# ch7 - Chapter Seven Harmonic Functions 7.1 The Laplace...

This preview shows pages 1–3. Sign up to view the full content.

Chapter Seven Harmonic Functions 7.1. The Laplace equation. The Fourier law of heat conduction says that the rate at which heat passes across a surface S is proportional to the flux, or surface integral, of the temperature gradient on the surface: k  S T dA . Here k is the constant of proportionality, generally called the thermal conductivity of the substance (We assume uniform stuff. ). We further assume no heat sources or sinks, and we assume steady-state conditions—the temperature does not depend on time. Now if we take S to be an arbitrary closed surface, then this rate of flow must be 0: k  S T dA 0. Otherwise there would be more heat entering the region B bounded by S than is coming out, or vice-versa. Now, apply the celebrated Divergence Theorem to conclude that  B T dV 0, where B is the region bounded by the closed surface S . But since the region B is completely arbitrary, this means that T 2 T x 2 2 T y 2 2 T z 2 0. This is the world-famous Laplace Equation . Now consider a slab of heat conducting material, 7.1

This preview has intentionally blurred sections. Sign up to view the full version.

View Full Document
in which we assume there is no heat flow in the z -direction. Equivalently, we could assume we are looking at the cross-section of a long rod in which there is no longitudinal heat flow. In other words, we are looking at a two-dimensional problem—the temperature depends only on x and y , and satisfies the two-dimensional version of the Laplace equation: 2 T x 2 2 T y 2 0. Suppose now, for instance, the temperature is specified on the boundary of our region D , and we wish to find the temperature T x , y in region. We are simply looking for a solution of the Laplace equation that satisfies the specified boundary condition. Let’s look at another physical problem which leads to Laplace’s equation. Gauss’s Law of electrostatics tells us that the integral over a closed surface S of the electric field E is proportional to the charge included in the region B enclosed by S . Thus in the absence of any charge, we have  S E dA 0.
This is the end of the preview. Sign up to access the rest of the document.

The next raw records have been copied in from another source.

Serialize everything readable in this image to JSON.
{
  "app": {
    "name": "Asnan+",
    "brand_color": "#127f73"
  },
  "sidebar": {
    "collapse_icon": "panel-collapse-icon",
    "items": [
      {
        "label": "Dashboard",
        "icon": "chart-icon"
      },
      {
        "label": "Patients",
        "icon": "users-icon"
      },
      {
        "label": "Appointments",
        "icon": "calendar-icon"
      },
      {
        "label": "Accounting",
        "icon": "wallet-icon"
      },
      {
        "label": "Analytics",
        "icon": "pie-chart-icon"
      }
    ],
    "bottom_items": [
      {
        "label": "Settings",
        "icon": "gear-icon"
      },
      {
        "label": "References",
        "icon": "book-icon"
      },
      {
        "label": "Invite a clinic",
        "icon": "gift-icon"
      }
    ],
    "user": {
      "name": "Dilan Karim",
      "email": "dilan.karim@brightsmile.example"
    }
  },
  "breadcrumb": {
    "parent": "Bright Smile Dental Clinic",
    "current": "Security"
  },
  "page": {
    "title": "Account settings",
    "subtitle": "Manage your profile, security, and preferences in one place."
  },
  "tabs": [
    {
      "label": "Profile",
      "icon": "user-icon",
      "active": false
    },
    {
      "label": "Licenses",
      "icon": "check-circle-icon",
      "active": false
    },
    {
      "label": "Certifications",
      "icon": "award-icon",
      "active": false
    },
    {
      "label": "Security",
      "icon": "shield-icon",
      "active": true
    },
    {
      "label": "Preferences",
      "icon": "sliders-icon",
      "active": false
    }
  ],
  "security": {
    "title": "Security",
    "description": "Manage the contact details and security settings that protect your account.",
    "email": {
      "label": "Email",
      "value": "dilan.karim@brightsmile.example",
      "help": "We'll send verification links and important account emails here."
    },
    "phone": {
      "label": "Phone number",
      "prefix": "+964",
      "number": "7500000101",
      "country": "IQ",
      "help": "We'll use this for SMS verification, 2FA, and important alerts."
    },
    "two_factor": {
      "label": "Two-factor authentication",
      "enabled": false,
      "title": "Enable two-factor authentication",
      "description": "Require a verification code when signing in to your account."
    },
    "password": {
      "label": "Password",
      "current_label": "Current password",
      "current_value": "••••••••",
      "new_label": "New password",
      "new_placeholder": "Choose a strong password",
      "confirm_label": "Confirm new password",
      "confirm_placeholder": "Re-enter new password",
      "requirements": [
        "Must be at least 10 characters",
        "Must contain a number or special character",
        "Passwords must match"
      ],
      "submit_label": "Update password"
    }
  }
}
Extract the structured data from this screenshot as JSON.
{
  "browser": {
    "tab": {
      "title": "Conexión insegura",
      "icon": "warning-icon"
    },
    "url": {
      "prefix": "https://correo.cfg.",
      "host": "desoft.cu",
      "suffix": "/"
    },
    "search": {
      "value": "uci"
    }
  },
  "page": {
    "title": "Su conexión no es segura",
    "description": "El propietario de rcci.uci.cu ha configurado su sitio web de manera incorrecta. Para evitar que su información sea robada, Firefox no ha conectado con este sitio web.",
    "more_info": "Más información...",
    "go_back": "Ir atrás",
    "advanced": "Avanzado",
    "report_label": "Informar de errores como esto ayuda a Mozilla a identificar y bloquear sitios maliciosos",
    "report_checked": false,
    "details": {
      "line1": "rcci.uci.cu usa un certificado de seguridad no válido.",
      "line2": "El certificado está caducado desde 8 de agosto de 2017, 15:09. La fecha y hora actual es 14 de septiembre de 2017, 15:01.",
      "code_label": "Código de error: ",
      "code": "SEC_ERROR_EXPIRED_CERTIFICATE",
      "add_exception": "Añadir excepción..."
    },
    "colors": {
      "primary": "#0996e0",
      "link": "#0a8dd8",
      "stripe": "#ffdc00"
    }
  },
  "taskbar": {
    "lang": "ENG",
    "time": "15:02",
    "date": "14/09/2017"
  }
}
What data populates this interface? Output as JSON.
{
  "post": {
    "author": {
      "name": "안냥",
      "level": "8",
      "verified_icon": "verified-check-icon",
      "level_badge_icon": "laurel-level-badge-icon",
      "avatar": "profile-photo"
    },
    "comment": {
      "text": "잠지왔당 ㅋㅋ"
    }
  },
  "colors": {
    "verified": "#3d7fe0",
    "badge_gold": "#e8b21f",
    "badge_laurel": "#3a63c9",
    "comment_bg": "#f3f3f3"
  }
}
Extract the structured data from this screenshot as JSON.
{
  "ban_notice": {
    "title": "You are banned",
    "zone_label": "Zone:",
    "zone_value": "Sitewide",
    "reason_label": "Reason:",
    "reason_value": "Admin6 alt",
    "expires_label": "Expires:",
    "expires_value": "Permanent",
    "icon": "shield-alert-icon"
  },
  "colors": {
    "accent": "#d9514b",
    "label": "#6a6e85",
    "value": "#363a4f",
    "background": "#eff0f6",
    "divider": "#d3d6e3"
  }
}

{[ snackBarMessage ]}

### Page1 / 7

ch7 - Chapter Seven Harmonic Functions 7.1 The Laplace...

This preview shows document pages 1 - 3. Sign up to view the full document.

View Full Document
Ask a homework question - tutors are online